* **Recorded data**:

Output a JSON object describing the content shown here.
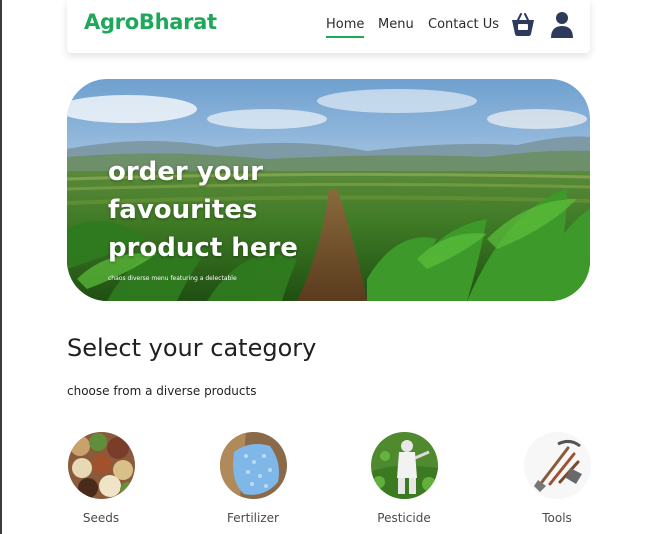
{
  "brand": {
    "name": "AgroBharat",
    "color": "#1ea85a"
  },
  "nav": {
    "links": [
      "Home",
      "Menu",
      "Contact Us"
    ],
    "active": "Home",
    "icons": [
      "shopping-basket-icon",
      "user-icon"
    ]
  },
  "hero": {
    "title": "order your favourites product here",
    "subtitle": "chaos diverse menu featuring a delectable"
  },
  "section": {
    "title": "Select your category",
    "subtitle": "choose from a diverse products"
  },
  "categories": [
    {
      "label": "Seeds"
    },
    {
      "label": "Fertilizer"
    },
    {
      "label": "Pesticide"
    },
    {
      "label": "Tools"
    }
  ]
}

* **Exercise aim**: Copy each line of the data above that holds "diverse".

* **Solution to the exercise**:
    "subtitle": "chaos diverse menu featuring a delectable"
    "subtitle": "choose from a diverse products"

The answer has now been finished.